**PROBLEM:** Pictures stay out of the answer, but every line of the material must be restated exactly.

**EXERCISE DATA:**
◇ ◇ ◇ ◇ ◇

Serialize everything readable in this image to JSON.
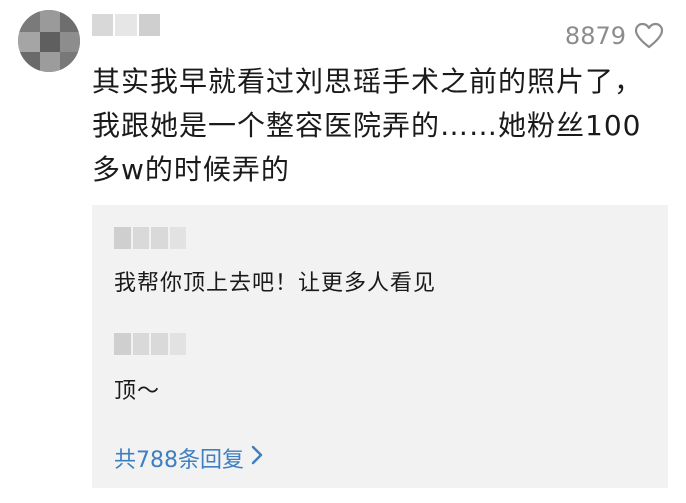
{
  "comment": {
    "like_count": "8879",
    "like_icon": "heart-outline-icon",
    "text": "其实我早就看过刘思瑶手术之前的照片了，我跟她是一个整容医院弄的……她粉丝100多w的时候弄的"
  },
  "replies": [
    {
      "text": "我帮你顶上去吧！让更多人看见"
    },
    {
      "text": "顶～"
    }
  ],
  "more_replies": {
    "label": "共788条回复",
    "icon": "chevron-right-icon"
  },
  "colors": {
    "link": "#3e7fc1",
    "muted": "#8c8c8c",
    "reply_bg": "#f2f2f2"
  }
}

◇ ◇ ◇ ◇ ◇

**EXERCISE SOLUTION:**
Serialize everything readable in this image to JSON.
{
  "comment": {
    "like_count": "8879",
    "like_icon": "heart-outline-icon",
    "text": "其实我早就看过刘思瑶手术之前的照片了，我跟她是一个整容医院弄的……她粉丝100多w的时候弄的"
  },
  "replies": [
    {
      "text": "我帮你顶上去吧！让更多人看见"
    },
    {
      "text": "顶～"
    }
  ],
  "more_replies": {
    "label": "共788条回复",
    "icon": "chevron-right-icon"
  },
  "colors": {
    "link": "#3e7fc1",
    "muted": "#8c8c8c",
    "reply_bg": "#f2f2f2"
  }
}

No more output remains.